History-Social Science Framework, including: Basic (and Advanced) Study Skills, Critical
Thinking Skills, Participation Skills, Cultural Literacy, Ethical Literacy, Historical
Literacy, Geographic Literacy, Sociopolitical literacy, etc. It is also consistent with
the English-Language Arts Framework, incorporating meaningful reading activities, involves
use of listening, speaking, reading and writing skills, encouraging daily writing, use of
spelling and grammar conventions and portfolio collection. The Unit is reconstructionist
in emphasis, culminating in lessons that ask students to consider ways they can make a
difference either by changing their lifestyle or organizing, writing, etc. The entire
project will be shared by the entire world and will solicit world-wide feedback, hence
helping to transform world consciousness. The unit lesson plan is constructivist in
nature, encouraging students to construct their own meaning and take responsibility for
what they produce, since everything they produce will be available for millions of people
to read and comment on. The unit is integrated, content based and sequentially organized.
It uses varied teaching strategies and is highly relevant to functioning in modern
society. It takes advantages of the bilingual skills of students and encourages bilingual
students to use their bilingual reading and writing skills to contribute to the overall

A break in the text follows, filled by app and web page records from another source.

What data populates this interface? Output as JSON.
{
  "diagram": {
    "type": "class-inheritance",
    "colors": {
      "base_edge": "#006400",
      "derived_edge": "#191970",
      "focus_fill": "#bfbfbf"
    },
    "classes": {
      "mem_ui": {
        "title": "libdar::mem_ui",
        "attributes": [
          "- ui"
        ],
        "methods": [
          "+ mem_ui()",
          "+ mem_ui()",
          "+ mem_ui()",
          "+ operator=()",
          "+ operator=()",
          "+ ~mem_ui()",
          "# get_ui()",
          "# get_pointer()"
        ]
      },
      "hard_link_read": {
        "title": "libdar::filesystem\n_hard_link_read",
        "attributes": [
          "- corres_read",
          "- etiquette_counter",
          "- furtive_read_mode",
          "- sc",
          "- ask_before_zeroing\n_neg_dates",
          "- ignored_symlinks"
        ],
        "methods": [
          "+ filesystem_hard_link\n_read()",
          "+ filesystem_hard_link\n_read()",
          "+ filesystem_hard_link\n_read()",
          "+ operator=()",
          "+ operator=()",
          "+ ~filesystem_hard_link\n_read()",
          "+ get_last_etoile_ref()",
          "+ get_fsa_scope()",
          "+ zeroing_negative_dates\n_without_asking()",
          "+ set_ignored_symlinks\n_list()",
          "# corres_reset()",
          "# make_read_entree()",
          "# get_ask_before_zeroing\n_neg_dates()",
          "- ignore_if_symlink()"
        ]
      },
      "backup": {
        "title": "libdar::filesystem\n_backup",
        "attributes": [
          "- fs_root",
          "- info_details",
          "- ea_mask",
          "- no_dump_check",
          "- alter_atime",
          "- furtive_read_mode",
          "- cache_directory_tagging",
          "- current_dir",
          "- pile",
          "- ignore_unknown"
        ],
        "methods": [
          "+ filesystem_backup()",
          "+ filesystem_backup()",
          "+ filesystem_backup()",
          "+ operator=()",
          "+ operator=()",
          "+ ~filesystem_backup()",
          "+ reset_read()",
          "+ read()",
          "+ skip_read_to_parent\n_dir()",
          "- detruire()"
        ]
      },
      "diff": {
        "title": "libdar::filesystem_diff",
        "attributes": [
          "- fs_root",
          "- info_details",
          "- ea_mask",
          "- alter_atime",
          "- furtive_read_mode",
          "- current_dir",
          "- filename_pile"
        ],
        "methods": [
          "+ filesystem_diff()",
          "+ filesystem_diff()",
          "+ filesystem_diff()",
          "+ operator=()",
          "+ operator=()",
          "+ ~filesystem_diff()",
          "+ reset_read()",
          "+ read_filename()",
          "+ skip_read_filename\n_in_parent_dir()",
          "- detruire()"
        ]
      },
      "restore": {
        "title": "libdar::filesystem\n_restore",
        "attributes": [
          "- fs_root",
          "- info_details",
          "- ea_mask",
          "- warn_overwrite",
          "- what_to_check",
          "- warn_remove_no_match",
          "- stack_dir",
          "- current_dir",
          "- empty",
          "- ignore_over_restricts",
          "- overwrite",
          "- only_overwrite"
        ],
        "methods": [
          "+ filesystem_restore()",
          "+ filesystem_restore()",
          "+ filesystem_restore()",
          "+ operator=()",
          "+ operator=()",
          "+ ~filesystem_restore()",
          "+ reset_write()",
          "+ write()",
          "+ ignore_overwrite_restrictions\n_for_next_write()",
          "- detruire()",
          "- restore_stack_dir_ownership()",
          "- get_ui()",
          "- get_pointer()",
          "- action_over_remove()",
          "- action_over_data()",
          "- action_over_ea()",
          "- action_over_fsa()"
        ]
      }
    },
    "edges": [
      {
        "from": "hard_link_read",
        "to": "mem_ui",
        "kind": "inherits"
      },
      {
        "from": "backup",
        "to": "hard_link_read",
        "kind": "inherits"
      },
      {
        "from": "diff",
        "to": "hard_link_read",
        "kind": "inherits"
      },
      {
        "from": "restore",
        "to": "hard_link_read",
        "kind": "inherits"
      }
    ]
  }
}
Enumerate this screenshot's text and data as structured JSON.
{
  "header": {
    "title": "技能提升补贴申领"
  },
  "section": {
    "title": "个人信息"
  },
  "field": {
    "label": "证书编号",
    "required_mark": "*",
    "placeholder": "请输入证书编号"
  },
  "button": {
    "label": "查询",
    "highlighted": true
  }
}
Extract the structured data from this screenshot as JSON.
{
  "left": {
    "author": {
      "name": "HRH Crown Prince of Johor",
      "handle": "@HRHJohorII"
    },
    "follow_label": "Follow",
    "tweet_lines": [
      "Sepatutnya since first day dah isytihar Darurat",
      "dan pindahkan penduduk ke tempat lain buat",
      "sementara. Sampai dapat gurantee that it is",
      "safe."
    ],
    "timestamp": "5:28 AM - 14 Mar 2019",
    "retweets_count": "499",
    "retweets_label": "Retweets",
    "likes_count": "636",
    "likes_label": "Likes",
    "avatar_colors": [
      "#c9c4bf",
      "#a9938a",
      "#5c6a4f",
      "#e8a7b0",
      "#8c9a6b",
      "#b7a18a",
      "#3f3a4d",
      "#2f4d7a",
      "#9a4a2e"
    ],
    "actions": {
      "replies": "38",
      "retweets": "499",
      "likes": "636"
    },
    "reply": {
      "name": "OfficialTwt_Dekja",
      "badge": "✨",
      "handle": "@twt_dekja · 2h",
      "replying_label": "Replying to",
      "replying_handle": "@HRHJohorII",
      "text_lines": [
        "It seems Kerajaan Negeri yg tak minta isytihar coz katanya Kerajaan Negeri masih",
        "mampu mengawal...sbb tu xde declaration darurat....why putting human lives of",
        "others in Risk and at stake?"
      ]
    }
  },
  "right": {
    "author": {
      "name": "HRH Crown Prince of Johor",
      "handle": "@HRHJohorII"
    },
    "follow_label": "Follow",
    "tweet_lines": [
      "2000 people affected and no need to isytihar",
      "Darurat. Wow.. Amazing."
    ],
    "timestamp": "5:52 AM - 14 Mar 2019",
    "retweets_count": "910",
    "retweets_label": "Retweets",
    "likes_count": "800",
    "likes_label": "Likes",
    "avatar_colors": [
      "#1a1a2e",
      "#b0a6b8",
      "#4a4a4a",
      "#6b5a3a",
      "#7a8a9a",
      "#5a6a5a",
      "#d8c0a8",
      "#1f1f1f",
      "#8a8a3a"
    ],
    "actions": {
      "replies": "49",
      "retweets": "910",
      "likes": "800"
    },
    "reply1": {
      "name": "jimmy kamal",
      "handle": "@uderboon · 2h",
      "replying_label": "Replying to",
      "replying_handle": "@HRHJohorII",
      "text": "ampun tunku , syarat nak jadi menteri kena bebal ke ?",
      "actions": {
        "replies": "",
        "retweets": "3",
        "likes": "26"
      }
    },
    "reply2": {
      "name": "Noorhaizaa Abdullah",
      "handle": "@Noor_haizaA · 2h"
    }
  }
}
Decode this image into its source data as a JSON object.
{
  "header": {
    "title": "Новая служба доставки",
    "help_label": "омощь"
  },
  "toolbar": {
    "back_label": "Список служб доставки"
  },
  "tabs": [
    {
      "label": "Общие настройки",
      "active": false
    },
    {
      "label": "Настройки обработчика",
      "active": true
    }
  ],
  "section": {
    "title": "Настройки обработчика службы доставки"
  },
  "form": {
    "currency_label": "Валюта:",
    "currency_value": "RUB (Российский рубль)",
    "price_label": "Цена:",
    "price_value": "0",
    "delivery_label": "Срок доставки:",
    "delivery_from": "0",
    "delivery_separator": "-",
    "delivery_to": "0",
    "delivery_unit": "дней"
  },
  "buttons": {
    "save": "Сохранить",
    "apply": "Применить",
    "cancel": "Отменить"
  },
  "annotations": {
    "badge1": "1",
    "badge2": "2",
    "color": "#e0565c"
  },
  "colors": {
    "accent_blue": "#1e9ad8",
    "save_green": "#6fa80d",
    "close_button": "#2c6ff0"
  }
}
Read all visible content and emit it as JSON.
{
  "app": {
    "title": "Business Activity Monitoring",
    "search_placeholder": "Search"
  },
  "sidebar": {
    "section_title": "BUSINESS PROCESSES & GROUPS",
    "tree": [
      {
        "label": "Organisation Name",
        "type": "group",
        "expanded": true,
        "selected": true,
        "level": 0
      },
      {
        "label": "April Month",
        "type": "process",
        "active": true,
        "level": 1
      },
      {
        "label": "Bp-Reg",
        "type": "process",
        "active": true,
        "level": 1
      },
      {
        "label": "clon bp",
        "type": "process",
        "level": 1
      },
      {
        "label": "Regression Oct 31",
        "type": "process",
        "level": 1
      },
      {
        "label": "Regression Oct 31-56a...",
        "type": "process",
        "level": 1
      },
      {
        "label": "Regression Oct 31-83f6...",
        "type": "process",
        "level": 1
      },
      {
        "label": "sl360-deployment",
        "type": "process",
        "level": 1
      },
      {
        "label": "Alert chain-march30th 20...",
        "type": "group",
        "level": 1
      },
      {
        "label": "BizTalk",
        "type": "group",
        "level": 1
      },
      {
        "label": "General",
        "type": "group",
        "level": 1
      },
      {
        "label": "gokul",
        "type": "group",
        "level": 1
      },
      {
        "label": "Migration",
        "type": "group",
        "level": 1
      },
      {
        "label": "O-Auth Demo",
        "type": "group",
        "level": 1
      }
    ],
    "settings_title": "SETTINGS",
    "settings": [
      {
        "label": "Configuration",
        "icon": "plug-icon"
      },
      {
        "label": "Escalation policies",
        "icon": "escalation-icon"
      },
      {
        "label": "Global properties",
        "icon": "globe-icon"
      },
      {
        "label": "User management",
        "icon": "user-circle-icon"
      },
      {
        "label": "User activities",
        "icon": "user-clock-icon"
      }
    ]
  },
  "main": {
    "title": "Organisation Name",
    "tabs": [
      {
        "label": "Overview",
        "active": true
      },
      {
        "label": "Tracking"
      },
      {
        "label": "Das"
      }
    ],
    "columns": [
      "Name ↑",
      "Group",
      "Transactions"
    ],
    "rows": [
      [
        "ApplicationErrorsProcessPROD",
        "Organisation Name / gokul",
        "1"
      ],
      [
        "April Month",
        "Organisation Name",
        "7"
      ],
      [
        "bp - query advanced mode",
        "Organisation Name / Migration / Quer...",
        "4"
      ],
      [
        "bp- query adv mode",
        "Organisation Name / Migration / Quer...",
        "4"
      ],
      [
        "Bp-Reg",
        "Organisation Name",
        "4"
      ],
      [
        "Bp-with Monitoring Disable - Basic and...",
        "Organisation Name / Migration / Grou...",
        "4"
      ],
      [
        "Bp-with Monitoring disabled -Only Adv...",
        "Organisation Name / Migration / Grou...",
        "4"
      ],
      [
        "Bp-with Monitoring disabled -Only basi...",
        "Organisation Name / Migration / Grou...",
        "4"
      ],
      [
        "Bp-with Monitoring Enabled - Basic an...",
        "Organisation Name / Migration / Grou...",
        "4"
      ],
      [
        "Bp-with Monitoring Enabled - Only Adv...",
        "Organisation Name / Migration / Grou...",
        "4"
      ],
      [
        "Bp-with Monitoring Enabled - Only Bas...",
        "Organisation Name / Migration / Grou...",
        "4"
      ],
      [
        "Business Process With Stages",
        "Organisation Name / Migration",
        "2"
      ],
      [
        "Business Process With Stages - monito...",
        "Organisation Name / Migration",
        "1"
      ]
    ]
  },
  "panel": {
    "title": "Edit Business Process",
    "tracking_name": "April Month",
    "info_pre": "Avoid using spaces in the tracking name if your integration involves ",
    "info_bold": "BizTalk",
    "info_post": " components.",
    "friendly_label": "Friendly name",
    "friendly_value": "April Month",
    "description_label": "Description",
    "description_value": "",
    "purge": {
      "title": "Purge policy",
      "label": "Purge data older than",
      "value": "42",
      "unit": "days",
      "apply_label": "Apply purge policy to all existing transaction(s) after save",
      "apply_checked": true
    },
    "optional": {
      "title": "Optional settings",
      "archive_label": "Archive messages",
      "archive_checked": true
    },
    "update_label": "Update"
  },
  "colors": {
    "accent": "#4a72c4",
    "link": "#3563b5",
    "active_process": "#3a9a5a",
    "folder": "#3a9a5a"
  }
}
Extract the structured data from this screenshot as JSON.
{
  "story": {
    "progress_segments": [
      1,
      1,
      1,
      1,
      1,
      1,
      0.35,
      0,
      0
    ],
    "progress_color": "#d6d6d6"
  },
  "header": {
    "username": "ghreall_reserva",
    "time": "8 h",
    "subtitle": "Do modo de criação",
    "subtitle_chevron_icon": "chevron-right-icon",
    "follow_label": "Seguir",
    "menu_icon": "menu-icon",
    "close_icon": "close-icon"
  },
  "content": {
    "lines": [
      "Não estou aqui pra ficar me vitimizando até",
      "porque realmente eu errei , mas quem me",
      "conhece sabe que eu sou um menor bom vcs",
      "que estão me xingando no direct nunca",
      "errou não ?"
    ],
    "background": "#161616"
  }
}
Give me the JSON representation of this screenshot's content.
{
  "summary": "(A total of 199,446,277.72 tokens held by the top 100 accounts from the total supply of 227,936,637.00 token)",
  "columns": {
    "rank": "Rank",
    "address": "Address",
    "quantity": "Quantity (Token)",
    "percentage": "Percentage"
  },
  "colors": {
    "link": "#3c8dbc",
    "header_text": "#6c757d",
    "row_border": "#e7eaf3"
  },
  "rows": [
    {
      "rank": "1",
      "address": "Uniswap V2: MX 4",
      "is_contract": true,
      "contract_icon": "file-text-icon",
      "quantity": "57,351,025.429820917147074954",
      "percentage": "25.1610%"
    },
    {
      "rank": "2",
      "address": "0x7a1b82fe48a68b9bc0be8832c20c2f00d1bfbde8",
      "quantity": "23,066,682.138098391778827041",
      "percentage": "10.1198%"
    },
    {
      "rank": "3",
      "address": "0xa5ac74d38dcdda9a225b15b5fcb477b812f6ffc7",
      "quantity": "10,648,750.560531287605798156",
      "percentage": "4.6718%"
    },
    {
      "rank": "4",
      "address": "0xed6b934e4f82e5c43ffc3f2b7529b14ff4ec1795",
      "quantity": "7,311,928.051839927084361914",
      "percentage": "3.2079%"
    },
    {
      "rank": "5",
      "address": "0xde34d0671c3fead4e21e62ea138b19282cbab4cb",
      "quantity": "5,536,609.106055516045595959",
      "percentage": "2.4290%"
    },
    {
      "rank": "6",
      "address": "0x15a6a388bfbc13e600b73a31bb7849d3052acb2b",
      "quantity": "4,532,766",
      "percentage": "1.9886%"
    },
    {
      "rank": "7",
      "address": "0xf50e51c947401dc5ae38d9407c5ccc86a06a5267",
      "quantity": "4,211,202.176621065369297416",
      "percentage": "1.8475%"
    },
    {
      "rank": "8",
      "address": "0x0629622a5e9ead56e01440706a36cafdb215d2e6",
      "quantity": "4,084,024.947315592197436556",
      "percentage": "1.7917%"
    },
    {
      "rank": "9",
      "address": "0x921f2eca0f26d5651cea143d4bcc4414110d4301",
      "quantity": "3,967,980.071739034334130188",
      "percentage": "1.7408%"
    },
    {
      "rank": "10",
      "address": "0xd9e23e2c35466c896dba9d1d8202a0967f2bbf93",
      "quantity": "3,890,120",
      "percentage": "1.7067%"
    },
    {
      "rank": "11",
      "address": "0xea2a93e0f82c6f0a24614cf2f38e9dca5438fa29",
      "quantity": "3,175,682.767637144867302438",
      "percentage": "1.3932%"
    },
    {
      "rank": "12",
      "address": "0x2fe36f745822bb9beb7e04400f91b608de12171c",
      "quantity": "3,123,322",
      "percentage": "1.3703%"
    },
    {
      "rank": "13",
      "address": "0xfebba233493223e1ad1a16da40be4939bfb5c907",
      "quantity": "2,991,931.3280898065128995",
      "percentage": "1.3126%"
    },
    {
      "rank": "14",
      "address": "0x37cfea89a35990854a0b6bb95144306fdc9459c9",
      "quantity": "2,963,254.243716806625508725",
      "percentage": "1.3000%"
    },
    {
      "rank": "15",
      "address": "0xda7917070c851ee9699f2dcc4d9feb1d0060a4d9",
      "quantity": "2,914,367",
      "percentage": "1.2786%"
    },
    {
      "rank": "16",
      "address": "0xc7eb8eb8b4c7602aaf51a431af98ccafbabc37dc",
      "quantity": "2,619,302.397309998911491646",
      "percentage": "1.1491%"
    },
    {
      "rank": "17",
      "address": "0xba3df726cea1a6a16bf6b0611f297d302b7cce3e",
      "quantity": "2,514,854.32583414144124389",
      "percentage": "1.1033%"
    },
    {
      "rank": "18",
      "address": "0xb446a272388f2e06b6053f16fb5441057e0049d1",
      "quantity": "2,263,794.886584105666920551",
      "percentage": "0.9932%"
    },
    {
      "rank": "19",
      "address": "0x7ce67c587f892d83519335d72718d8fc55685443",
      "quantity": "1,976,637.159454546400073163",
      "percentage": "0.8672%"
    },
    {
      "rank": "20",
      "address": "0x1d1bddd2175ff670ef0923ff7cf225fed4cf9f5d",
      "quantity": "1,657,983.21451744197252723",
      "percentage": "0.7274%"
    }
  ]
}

effort. All students, regardless of English proficiency will be encouraged to make
contributions. The World Wide Web is international in scope and there is a diversity of
resources the students can utilize from countries throughout the world.
Environmental Education, From Aldo Leopold, A Sand County Almanac, (New York: Oxford
University Press, 1966) 222-223
"Conservation is a state of harmony between men and land. Despite nearly a century of
propaganda, conservation still proceeds at a snail's pace; progress still consists largely
of letterhead pieties and convention oratory. On the back forty we still slip two steps
backward for each forward stride.
The usual answer to this dilemma is 'more conservation education.' No one will debate
this, but is it certain that only the volume of education needs stepping up? Is something
lacking in the content as well?
It is difficult to give a fair summary of its content in brief form, but, as I understand
it, the content is substantially this: obey the law, vote right, join some organization,
and practice what conservation is profitable on your own land; the government will do the
Is not this formula too easy to accomplish anything worthwhile? It defines no right or
wrong, assigns no obligation, calls for no sacrifice, implies no change in the current
philosophy of values. In respect to land-use, it urges only enlightened self-interest.
Just how far will such education take us?"
Rain Forest Action Network , "Rates of Rainforest Loss".
Source: Deforestation Rates in Tropical Forests and Their Climatic Implications
2 Miller, Kenton (1991). Trees of Life. Boston: Beacon Press
National Geographic News, "Loss of Amazon Rain Forest May Come
Sooner Than Expected."
Forest Action Network , "Rates of Rainforest Loss". Source: Deforestation
Rates in Tropical Forests and Their Climatic Implications
5 Miller, Kenton (1991). Trees of Life. Boston: Beacon Press p.